EXERCISE DETAILS: Every entry below needs to be copied exactly.

DATA LISTING:
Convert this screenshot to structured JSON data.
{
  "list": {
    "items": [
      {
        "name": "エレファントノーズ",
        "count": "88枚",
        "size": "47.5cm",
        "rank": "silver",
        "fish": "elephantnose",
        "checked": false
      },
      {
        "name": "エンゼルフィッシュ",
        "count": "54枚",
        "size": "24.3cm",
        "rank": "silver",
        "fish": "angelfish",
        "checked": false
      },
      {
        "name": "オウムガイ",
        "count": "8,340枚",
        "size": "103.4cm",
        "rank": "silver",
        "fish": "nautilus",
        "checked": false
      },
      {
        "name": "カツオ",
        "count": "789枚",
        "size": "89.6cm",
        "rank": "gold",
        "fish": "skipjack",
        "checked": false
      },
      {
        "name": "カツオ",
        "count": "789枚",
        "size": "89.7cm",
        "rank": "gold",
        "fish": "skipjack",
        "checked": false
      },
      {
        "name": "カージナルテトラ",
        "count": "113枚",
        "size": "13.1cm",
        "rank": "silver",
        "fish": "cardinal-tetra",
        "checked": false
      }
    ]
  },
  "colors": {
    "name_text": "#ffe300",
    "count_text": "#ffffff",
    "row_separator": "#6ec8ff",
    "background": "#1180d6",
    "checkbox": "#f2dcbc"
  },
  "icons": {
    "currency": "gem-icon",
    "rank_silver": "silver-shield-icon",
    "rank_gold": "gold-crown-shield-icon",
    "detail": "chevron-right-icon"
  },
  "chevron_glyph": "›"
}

SOLUTION:
Convert this screenshot to structured JSON data.
{
  "list": {
    "items": [
      {
        "name": "エレファントノーズ",
        "count": "88枚",
        "size": "47.5cm",
        "rank": "silver",
        "fish": "elephantnose",
        "checked": false
      },
      {
        "name": "エンゼルフィッシュ",
        "count": "54枚",
        "size": "24.3cm",
        "rank": "silver",
        "fish": "angelfish",
        "checked": false
      },
      {
        "name": "オウムガイ",
        "count": "8,340枚",
        "size": "103.4cm",
        "rank": "silver",
        "fish": "nautilus",
        "checked": false
      },
      {
        "name": "カツオ",
        "count": "789枚",
        "size": "89.6cm",
        "rank": "gold",
        "fish": "skipjack",
        "checked": false
      },
      {
        "name": "カツオ",
        "count": "789枚",
        "size": "89.7cm",
        "rank": "gold",
        "fish": "skipjack",
        "checked": false
      },
      {
        "name": "カージナルテトラ",
        "count": "113枚",
        "size": "13.1cm",
        "rank": "silver",
        "fish": "cardinal-tetra",
        "checked": false
      }
    ]
  },
  "colors": {
    "name_text": "#ffe300",
    "count_text": "#ffffff",
    "row_separator": "#6ec8ff",
    "background": "#1180d6",
    "checkbox": "#f2dcbc"
  },
  "icons": {
    "currency": "gem-icon",
    "rank_silver": "silver-shield-icon",
    "rank_gold": "gold-crown-shield-icon",
    "detail": "chevron-right-icon"
  },
  "chevron_glyph": "›"
}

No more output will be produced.